Friday, 4 July 2008

A Thought Experiment, or Empowerfulising Pink.

I was doing some reading recently that suggested that all cultures are created by men. Now, I would agree that, as far as we know, most cultures predominantly value men and the things they do over those of women. But, historians actually spend quite a lot of time discussing ‘women’s cultures’. They may not have had broader cultural or social significance or authority, but, women, in their various denominations, often had cultures, based around work, leisure, support networks, children and much more. These networks or groups allowed women to share resources, gossip, stories and to create their own values that were distinct (if not entirely removed from) patriarchal culture. They were often a place of power for women, even if that power restricted, and could also work to support women in their interactions with men.

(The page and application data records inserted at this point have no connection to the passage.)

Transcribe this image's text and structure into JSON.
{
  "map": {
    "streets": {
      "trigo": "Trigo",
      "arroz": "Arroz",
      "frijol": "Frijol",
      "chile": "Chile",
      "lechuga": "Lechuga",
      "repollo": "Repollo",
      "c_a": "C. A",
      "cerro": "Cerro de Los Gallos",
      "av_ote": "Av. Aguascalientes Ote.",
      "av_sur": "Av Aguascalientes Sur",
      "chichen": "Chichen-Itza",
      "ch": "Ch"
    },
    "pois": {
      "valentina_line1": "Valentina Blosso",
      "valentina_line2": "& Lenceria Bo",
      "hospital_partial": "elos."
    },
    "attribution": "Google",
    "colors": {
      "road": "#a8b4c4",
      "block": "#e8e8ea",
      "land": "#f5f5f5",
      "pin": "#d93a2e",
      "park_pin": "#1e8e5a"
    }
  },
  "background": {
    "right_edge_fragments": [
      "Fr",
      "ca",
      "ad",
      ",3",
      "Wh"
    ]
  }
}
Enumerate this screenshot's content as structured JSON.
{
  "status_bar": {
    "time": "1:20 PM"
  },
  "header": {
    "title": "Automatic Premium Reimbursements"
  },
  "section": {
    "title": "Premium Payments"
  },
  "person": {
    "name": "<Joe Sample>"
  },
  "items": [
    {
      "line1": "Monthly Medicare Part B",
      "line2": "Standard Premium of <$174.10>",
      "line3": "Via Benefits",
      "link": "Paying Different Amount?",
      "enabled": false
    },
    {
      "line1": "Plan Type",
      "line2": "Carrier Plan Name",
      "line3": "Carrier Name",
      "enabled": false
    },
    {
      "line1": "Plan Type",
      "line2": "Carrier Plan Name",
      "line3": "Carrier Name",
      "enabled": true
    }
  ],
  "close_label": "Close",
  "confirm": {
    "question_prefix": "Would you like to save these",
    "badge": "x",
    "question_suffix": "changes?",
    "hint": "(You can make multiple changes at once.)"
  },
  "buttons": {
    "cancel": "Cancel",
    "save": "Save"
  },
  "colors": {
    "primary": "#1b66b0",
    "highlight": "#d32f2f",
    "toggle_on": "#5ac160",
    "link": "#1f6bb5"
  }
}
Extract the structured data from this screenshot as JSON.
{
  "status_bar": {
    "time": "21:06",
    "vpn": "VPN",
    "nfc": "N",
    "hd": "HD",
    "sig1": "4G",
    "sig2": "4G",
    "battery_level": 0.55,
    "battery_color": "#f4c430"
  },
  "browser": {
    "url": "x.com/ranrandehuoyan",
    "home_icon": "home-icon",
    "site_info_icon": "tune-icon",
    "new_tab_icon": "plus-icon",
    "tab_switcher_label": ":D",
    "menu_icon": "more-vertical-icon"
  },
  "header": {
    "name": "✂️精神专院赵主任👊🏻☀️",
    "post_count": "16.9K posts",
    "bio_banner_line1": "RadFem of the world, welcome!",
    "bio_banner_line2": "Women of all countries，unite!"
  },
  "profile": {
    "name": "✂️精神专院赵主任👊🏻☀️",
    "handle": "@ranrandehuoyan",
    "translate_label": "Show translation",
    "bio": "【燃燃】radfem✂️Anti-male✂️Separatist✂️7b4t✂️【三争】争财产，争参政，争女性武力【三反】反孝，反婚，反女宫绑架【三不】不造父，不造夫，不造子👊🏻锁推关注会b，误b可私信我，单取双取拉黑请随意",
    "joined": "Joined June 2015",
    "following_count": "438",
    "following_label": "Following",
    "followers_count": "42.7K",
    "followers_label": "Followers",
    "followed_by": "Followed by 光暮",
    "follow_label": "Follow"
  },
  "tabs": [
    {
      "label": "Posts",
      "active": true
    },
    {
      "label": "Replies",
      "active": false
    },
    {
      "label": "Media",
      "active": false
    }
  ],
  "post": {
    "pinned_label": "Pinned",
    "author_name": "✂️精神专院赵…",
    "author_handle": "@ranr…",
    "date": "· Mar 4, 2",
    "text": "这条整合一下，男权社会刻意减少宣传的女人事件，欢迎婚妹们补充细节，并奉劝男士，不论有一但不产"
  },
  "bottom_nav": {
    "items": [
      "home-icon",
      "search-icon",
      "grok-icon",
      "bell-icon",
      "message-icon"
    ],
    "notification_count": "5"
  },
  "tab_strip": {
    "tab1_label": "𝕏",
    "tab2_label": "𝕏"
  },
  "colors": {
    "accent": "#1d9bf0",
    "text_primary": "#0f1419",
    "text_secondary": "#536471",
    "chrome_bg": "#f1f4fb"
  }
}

So today I was in Halfords and there was a HUGE range of accessories for cars in, you guessed it, pink. And not a nice tasteful pink, but that particular shade that seems to predominate when things associated with men are girlified. And I thought, who on earth buys this stuff; I could barely walk down the aisle holding it. And it got me thinking about female culture. Do women buy into ‘pink’ merchandise or other similar facets of femininity in attempt to create a shared female culture? Can we see it as an attempt to create a distinct ‘women’s space’ that is exclusive to women and from which they can draw power (through excluding men and shared sisterhood), even if this power is restricted?

Now, I am not really suggesting that pink is the new feminism. Its association with girls, and thus its infantilisation of adult women, plus the fact that it is not a women-created culture, but one placed upon women by merchandisers, make it more than a bit problematic. But, perhaps, it is time to start claiming power in women’s cultures; to stop buying into a value system that trivialises anything associated with women and femininity; to ask what it gives to women and do they gain strength from it, before we castigate it as ‘womanly’ and shun it.

If we want to move beyond gender, then we need to think about what we want a new world will look like, and, perhaps it’s just me, but I tend to be suspicious of a vision of the future that buys into a world where women and anything associated with them is automatically shunned.

5 comments:

Anji said...

This is really interesting to me as I am actually buying a pink car tomorrow! It's been my favourite colour since I was in my late teens. I quite like the thought of this little pink Mini pulling up and then fat, hairy, shaven-headed me getting out of it. ;o)

Feminist Avatar said...

Hee. Nice image.

Anonymous said...

Heh. Looks like a pump....

There's also punk pink, although I'm a bit too fresh-faced to carry it off. A few of my SF friends did butch/andro pink for Pride last year, as a group, and I know of a few people--like Morty Diamond--who use it as a kind of, I dunno, fail-better drag.

Twisty has done some fantastic posts on the uses of pink as a marketing tool--basically, to create and package this sense of sisterhood. My biggest qualm is the way that pink can actually signal crappier products--the pink power tool kit is like a grownup version of the Barbie PC: not just a different color, but a crappier product. I like cute, even unironic cute, but it pisses me off when it's telling me that I'm not too bright. But then again, form is used to cover crap function in more products than the pink ones. Look, shiny!

Maybe I'm reading too much of a good thing into this, but I've seen femmey, "girly" stuff, including pink, used in gender-mixed queer communities to signal happy comfortable homey stuff. Muffins! Pillows! Ocasionally vibrators! And among people who maybe didn't get that at home or with the women in their biological families. I'm sort of fond of it, but then, I'm more of a nosher than a baker.

--Piny

polly styrene said...

This is the 'reclaiming' argument really. Can you 'reclaim' pink.

I do actually work with someone who buys stuff just because it is pink, and she is pretty 'femme'. Buying stuff like pink toolsets (which cost much more than, and aren't as good quality as regular tools - quality actually matters for some things as I've found out the hard way when I've bought tools from the pound shop)is just daft. Sorry.

I wouldn't avoid pink just because it's girly. And 'hot' pink (aka fuschia pink) actually really, really suits my skin tone and I like the colour. So I've got the odd pink garment. But it's not considered to be a 'cool' colour in the circles I move in!

And buying 'women's' stuff just because it's pink and paying a premium stinks. And will do nothing to create a women's community. I feel I'm most in a 'women's community' when I'm with a big bunch of lesbians. And we're usually doing very non femme stuff, like hiking or sitting in pubs drinking. There are women and women.....

Feminist Avatar said...

Piny- yeah I think I was channelling Twisty in Halfords.

I don't object to buying pink per se. I have two pink coats (which I only just realised, hmmm) and the odd pink t-shirt. I just don't like it when I am sold pink for pink's sake in that crass 'look this is for men but we coloured it pink for you so it's ok' or 'look this will demean you but we added pink to hope you won't notice (aka playboy)' way, especially when it it comes with crappy products attached.